Guinevere: On the Eve of Legend
Outskirts Press (2009)
Reviewed by Galia Popov (age 11) for Reader Views (8/09)
“Guinevere: On the Eve of Legend” by Cheryl Carpinello is about the childhood of Queen Guinevere from the legendary Camelot. Princess Guinevere roams the castle grounds with her friend Cedwyn, hunting, exploring, and generally getting into trouble. She likes being a princess. When King Arthur comes to visit, Guinevere doesn’t understand why he seems so interested in her. Soon after, the wizard Merlyn and her father explain to her that he will be her future husband. Appalled by the idea, Guinevere tries to run away. She doesn’t want to marry! Cedwyn convinces her to return, with the reasoning that if she likes being a princess, she should like being a queen. Guinevere decides to marry King Arthur after all. The morning after her 13th Birth Day, Guinevere, Cedwyn, and Merlyn go on a hunt to find the supposedly lost King Pellinore. After tramping through the forest, getting nearly trampled by King Pellinore, and catching a rabbit, they decide not to continue the hunt. On the way back, they come across a herd of red deer. In the herd of red deer are a group of unicorns. Merlyn tells them how the red deer protect the unicorns.
Even though the majority of the book flows together well, chapter eight, where Guinevere, Cedwyn, and Merlyn try to find King Pellinore in the forest, would be better eliminated. It makes no sense whatsoever in context with the rest of the book, and it doesn’t help that it’s the least well written chapter. Chapter nine – the part about the red deer – is questionable, but it flows well enough to make sense. Also, the cover is a little choppy. The title is hard to read, and the digital part isn’t very well blended.
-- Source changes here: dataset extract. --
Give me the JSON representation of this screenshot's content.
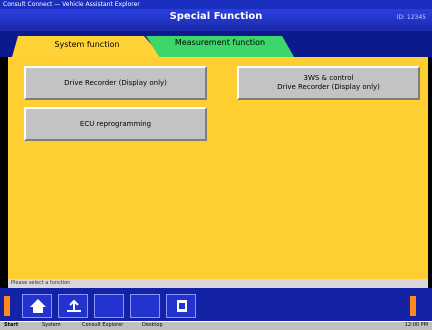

“Guinevere: On the Eve of Legend” by Cheryl Carpinello informs the reader about what it would be like to be a princess in an early medieval castle. Specifically, a princess who is about to be betrothed to the most legendary king in England’s history: King Arthur. The afterword, glossary, additional reading, and the other extra notes in the back are a helpful addition to the story. This book would probably be best for ages seven though ten, but could be enjoyed by older or younger kids. This book is an appealing new take on an old legend.